_WHAT YOU WILL DO:_ Return each line of the records below in which the string "四级英语词汇" turns up.

===== EXTRACTED DATA

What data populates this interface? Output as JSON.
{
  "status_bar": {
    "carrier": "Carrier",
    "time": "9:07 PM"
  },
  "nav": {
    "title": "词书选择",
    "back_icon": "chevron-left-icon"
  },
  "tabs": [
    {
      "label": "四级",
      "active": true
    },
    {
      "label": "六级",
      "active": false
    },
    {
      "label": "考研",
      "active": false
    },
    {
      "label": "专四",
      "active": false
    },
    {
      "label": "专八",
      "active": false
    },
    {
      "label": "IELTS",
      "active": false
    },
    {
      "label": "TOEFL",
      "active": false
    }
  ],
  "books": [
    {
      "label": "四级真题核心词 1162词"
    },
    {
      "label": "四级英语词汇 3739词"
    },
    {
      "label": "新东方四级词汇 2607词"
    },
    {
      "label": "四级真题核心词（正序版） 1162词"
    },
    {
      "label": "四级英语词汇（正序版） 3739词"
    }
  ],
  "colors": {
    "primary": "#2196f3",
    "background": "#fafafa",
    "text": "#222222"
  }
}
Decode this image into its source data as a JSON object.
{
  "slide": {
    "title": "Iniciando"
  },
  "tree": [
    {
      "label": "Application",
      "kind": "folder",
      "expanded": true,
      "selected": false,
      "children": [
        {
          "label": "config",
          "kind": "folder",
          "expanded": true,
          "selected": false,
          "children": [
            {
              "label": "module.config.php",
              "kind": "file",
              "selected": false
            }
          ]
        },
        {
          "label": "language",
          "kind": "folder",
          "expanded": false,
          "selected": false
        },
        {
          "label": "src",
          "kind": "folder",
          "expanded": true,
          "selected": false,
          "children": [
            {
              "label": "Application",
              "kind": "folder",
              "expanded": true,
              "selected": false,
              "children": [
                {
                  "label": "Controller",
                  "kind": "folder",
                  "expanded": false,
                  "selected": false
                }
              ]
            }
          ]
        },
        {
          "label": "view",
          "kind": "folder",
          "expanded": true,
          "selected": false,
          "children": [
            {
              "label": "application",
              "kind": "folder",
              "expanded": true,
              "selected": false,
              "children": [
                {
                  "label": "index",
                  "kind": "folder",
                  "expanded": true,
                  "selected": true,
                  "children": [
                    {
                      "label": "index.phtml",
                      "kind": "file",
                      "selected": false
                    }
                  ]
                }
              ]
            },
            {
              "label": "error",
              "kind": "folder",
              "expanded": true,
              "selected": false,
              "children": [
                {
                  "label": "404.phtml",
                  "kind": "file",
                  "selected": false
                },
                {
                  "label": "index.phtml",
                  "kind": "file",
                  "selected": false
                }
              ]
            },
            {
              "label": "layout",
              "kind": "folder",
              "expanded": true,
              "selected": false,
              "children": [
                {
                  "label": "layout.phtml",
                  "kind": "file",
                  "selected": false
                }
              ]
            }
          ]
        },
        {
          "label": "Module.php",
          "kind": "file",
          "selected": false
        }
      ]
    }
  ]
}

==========

_EXPECTED ANSWER:_
      "label": "四级英语词汇 3739词"
      "label": "四级英语词汇（正序版） 3739词"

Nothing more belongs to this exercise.